- [Aim of the task]: Give the data again in full. Keep every line the same.
*** Opening of Provided records ***
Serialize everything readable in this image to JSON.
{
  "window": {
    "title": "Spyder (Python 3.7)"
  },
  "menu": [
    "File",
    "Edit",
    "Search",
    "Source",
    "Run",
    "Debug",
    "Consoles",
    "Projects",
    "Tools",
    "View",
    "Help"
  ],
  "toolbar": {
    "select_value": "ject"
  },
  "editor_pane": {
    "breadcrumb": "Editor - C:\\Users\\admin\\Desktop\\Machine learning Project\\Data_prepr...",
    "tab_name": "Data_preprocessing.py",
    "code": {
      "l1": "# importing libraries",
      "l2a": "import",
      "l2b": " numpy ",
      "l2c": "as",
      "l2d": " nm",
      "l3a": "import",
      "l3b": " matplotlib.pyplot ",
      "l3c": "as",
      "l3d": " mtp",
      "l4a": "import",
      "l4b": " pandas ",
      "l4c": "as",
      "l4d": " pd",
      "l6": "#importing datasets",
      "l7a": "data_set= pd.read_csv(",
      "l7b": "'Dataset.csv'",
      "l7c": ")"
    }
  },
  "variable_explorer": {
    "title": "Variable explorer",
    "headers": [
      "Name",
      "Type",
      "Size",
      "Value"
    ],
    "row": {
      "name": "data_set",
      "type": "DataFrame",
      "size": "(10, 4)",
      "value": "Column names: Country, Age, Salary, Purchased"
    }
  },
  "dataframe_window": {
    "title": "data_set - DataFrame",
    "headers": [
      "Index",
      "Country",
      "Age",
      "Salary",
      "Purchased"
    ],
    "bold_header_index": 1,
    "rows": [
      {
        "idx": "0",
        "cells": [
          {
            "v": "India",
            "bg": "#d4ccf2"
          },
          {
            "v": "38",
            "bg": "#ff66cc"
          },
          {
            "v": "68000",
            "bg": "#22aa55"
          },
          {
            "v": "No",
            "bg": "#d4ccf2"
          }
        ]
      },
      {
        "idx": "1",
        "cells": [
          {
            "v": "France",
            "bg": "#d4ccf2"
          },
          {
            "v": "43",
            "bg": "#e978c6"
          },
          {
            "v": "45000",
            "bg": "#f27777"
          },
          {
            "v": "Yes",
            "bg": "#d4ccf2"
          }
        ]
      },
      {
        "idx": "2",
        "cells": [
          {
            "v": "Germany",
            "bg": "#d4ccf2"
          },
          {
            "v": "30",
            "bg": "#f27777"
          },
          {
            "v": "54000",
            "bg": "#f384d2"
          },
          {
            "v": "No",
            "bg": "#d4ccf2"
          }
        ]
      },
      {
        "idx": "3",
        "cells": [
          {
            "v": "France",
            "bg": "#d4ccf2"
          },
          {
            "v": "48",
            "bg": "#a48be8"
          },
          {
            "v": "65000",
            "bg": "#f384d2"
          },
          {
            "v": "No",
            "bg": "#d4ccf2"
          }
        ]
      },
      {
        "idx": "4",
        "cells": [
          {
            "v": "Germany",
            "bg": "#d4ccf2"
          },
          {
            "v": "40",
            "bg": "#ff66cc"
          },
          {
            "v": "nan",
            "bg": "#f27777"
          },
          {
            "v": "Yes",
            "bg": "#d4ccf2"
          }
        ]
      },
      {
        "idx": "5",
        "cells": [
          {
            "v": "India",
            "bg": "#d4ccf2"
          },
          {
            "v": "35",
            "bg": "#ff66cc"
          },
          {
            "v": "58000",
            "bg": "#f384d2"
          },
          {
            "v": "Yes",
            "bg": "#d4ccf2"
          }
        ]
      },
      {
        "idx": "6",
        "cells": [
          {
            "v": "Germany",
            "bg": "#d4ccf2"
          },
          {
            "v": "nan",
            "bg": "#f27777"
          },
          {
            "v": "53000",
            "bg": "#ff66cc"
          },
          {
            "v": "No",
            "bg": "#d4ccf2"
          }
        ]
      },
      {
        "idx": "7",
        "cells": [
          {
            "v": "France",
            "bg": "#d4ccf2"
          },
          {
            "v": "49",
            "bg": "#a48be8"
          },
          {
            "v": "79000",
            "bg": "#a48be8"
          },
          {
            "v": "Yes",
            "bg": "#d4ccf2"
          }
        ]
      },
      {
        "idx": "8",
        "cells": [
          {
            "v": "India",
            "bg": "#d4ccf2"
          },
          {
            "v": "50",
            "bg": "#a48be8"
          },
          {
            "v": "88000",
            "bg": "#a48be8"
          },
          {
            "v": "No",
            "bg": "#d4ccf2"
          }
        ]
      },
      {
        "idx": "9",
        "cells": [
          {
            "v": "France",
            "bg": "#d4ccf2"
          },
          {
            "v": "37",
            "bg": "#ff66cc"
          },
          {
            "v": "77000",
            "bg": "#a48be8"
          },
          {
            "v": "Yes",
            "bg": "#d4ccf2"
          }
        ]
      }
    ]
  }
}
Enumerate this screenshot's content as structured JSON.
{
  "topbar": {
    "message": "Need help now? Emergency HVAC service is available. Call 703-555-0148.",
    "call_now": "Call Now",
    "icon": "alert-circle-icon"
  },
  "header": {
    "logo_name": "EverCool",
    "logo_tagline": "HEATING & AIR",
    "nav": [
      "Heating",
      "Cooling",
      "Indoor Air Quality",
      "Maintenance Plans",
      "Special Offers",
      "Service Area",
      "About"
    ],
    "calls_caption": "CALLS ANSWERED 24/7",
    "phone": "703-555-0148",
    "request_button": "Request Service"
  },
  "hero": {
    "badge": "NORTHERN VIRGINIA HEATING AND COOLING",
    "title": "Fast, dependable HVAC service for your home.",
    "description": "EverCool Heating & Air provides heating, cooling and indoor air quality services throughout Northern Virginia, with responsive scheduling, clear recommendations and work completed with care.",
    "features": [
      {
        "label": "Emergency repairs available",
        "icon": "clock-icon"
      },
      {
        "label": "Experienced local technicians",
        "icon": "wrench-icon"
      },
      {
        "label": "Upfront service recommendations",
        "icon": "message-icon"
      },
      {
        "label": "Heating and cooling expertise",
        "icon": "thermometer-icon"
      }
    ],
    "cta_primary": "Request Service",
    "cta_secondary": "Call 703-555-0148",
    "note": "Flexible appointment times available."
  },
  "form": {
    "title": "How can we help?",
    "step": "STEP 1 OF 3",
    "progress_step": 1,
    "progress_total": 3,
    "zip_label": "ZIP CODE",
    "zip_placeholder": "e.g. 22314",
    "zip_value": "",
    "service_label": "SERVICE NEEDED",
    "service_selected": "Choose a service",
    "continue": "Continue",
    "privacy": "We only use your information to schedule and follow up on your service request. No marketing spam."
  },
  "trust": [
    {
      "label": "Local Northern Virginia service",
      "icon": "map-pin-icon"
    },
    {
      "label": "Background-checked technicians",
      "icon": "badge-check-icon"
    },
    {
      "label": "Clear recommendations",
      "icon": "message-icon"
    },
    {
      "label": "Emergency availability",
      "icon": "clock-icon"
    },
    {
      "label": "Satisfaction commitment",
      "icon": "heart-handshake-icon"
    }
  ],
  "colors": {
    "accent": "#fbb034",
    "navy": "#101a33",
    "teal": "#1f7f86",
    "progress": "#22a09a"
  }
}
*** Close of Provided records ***
- [Exercise result]:
Serialize everything readable in this image to JSON.
{
  "window": {
    "title": "Spyder (Python 3.7)"
  },
  "menu": [
    "File",
    "Edit",
    "Search",
    "Source",
    "Run",
    "Debug",
    "Consoles",
    "Projects",
    "Tools",
    "View",
    "Help"
  ],
  "toolbar": {
    "select_value": "ject"
  },
  "editor_pane": {
    "breadcrumb": "Editor - C:\\Users\\admin\\Desktop\\Machine learning Project\\Data_prepr...",
    "tab_name": "Data_preprocessing.py",
    "code": {
      "l1": "# importing libraries",
      "l2a": "import",
      "l2b": " numpy ",
      "l2c": "as",
      "l2d": " nm",
      "l3a": "import",
      "l3b": " matplotlib.pyplot ",
      "l3c": "as",
      "l3d": " mtp",
      "l4a": "import",
      "l4b": " pandas ",
      "l4c": "as",
      "l4d": " pd",
      "l6": "#importing datasets",
      "l7a": "data_set= pd.read_csv(",
      "l7b": "'Dataset.csv'",
      "l7c": ")"
    }
  },
  "variable_explorer": {
    "title": "Variable explorer",
    "headers": [
      "Name",
      "Type",
      "Size",
      "Value"
    ],
    "row": {
      "name": "data_set",
      "type": "DataFrame",
      "size": "(10, 4)",
      "value": "Column names: Country, Age, Salary, Purchased"
    }
  },
  "dataframe_window": {
    "title": "data_set - DataFrame",
    "headers": [
      "Index",
      "Country",
      "Age",
      "Salary",
      "Purchased"
    ],
    "bold_header_index": 1,
    "rows": [
      {
        "idx": "0",
        "cells": [
          {
            "v": "India",
            "bg": "#d4ccf2"
          },
          {
            "v": "38",
            "bg": "#ff66cc"
          },
          {
            "v": "68000",
            "bg": "#22aa55"
          },
          {
            "v": "No",
            "bg": "#d4ccf2"
          }
        ]
      },
      {
        "idx": "1",
        "cells": [
          {
            "v": "France",
            "bg": "#d4ccf2"
          },
          {
            "v": "43",
            "bg": "#e978c6"
          },
          {
            "v": "45000",
            "bg": "#f27777"
          },
          {
            "v": "Yes",
            "bg": "#d4ccf2"
          }
        ]
      },
      {
        "idx": "2",
        "cells": [
          {
            "v": "Germany",
            "bg": "#d4ccf2"
          },
          {
            "v": "30",
            "bg": "#f27777"
          },
          {
            "v": "54000",
            "bg": "#f384d2"
          },
          {
            "v": "No",
            "bg": "#d4ccf2"
          }
        ]
      },
      {
        "idx": "3",
        "cells": [
          {
            "v": "France",
            "bg": "#d4ccf2"
          },
          {
            "v": "48",
            "bg": "#a48be8"
          },
          {
            "v": "65000",
            "bg": "#f384d2"
          },
          {
            "v": "No",
            "bg": "#d4ccf2"
          }
        ]
      },
      {
        "idx": "4",
        "cells": [
          {
            "v": "Germany",
            "bg": "#d4ccf2"
          },
          {
            "v": "40",
            "bg": "#ff66cc"
          },
          {
            "v": "nan",
            "bg": "#f27777"
          },
          {
            "v": "Yes",
            "bg": "#d4ccf2"
          }
        ]
      },
      {
        "idx": "5",
        "cells": [
          {
            "v": "India",
            "bg": "#d4ccf2"
          },
          {
            "v": "35",
            "bg": "#ff66cc"
          },
          {
            "v": "58000",
            "bg": "#f384d2"
          },
          {
            "v": "Yes",
            "bg": "#d4ccf2"
          }
        ]
      },
      {
        "idx": "6",
        "cells": [
          {
            "v": "Germany",
            "bg": "#d4ccf2"
          },
          {
            "v": "nan",
            "bg": "#f27777"
          },
          {
            "v": "53000",
            "bg": "#ff66cc"
          },
          {
            "v": "No",
            "bg": "#d4ccf2"
          }
        ]
      },
      {
        "idx": "7",
        "cells": [
          {
            "v": "France",
            "bg": "#d4ccf2"
          },
          {
            "v": "49",
            "bg": "#a48be8"
          },
          {
            "v": "79000",
            "bg": "#a48be8"
          },
          {
            "v": "Yes",
            "bg": "#d4ccf2"
          }
        ]
      },
      {
        "idx": "8",
        "cells": [
          {
            "v": "India",
            "bg": "#d4ccf2"
          },
          {
            "v": "50",
            "bg": "#a48be8"
          },
          {
            "v": "88000",
            "bg": "#a48be8"
          },
          {
            "v": "No",
            "bg": "#d4ccf2"
          }
        ]
      },
      {
        "idx": "9",
        "cells": [
          {
            "v": "France",
            "bg": "#d4ccf2"
          },
          {
            "v": "37",
            "bg": "#ff66cc"
          },
          {
            "v": "77000",
            "bg": "#a48be8"
          },
          {
            "v": "Yes",
            "bg": "#d4ccf2"
          }
        ]
      }
    ]
  }
}
Enumerate this screenshot's content as structured JSON.
{
  "topbar": {
    "message": "Need help now? Emergency HVAC service is available. Call 703-555-0148.",
    "call_now": "Call Now",
    "icon": "alert-circle-icon"
  },
  "header": {
    "logo_name": "EverCool",
    "logo_tagline": "HEATING & AIR",
    "nav": [
      "Heating",
      "Cooling",
      "Indoor Air Quality",
      "Maintenance Plans",
      "Special Offers",
      "Service Area",
      "About"
    ],
    "calls_caption": "CALLS ANSWERED 24/7",
    "phone": "703-555-0148",
    "request_button": "Request Service"
  },
  "hero": {
    "badge": "NORTHERN VIRGINIA HEATING AND COOLING",
    "title": "Fast, dependable HVAC service for your home.",
    "description": "EverCool Heating & Air provides heating, cooling and indoor air quality services throughout Northern Virginia, with responsive scheduling, clear recommendations and work completed with care.",
    "features": [
      {
        "label": "Emergency repairs available",
        "icon": "clock-icon"
      },
      {
        "label": "Experienced local technicians",
        "icon": "wrench-icon"
      },
      {
        "label": "Upfront service recommendations",
        "icon": "message-icon"
      },
      {
        "label": "Heating and cooling expertise",
        "icon": "thermometer-icon"
      }
    ],
    "cta_primary": "Request Service",
    "cta_secondary": "Call 703-555-0148",
    "note": "Flexible appointment times available."
  },
  "form": {
    "title": "How can we help?",
    "step": "STEP 1 OF 3",
    "progress_step": 1,
    "progress_total": 3,
    "zip_label": "ZIP CODE",
    "zip_placeholder": "e.g. 22314",
    "zip_value": "",
    "service_label": "SERVICE NEEDED",
    "service_selected": "Choose a service",
    "continue": "Continue",
    "privacy": "We only use your information to schedule and follow up on your service request. No marketing spam."
  },
  "trust": [
    {
      "label": "Local Northern Virginia service",
      "icon": "map-pin-icon"
    },
    {
      "label": "Background-checked technicians",
      "icon": "badge-check-icon"
    },
    {
      "label": "Clear recommendations",
      "icon": "message-icon"
    },
    {
      "label": "Emergency availability",
      "icon": "clock-icon"
    },
    {
      "label": "Satisfaction commitment",
      "icon": "heart-handshake-icon"
    }
  ],
  "colors": {
    "accent": "#fbb034",
    "navy": "#101a33",
    "teal": "#1f7f86",
    "progress": "#22a09a"
  }
}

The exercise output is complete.